Excerpts from an interface dataset:
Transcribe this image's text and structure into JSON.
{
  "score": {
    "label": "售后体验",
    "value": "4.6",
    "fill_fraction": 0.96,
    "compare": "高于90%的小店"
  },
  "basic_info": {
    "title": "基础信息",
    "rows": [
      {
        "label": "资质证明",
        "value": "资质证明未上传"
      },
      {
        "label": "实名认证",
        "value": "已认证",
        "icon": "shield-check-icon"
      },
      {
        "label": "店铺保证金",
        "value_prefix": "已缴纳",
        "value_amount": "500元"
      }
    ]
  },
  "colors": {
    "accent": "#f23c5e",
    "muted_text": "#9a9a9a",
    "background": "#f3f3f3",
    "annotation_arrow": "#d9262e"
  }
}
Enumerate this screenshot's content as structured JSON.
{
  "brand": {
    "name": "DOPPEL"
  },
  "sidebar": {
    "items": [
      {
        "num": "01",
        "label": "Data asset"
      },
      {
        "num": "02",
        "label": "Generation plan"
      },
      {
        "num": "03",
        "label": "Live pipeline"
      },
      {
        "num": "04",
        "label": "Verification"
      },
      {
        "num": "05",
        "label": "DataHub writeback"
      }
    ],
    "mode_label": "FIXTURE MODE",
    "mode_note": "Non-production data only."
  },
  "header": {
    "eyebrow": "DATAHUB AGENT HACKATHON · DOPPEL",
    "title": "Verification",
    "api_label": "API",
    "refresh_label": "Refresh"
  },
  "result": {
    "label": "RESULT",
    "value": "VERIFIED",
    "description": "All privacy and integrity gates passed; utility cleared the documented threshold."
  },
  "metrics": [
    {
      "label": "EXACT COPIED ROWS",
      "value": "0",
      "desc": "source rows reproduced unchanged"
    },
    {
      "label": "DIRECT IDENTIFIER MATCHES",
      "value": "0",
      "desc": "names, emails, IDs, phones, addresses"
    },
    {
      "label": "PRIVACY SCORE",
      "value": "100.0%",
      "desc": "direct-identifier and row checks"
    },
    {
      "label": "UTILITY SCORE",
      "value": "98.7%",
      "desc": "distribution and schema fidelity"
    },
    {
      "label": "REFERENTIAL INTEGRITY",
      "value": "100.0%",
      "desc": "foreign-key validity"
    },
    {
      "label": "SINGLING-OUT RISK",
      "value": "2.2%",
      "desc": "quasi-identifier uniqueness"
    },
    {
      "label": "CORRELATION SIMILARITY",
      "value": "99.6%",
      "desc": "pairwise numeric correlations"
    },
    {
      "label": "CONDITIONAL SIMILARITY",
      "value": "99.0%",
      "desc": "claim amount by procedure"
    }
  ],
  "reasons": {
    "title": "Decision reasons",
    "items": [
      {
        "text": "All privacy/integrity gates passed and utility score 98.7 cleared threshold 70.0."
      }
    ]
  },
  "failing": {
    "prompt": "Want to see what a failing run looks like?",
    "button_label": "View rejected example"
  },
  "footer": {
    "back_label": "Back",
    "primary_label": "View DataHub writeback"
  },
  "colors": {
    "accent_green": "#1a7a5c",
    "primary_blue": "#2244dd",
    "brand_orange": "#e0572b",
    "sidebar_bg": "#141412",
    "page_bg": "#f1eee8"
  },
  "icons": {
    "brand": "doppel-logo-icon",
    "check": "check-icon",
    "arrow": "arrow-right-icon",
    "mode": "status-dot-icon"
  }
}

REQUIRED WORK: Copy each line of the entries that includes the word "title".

WRITTEN ANSWER:
    "title": "基础信息",
    "title": "Verification",
    "title": "Decision reasons",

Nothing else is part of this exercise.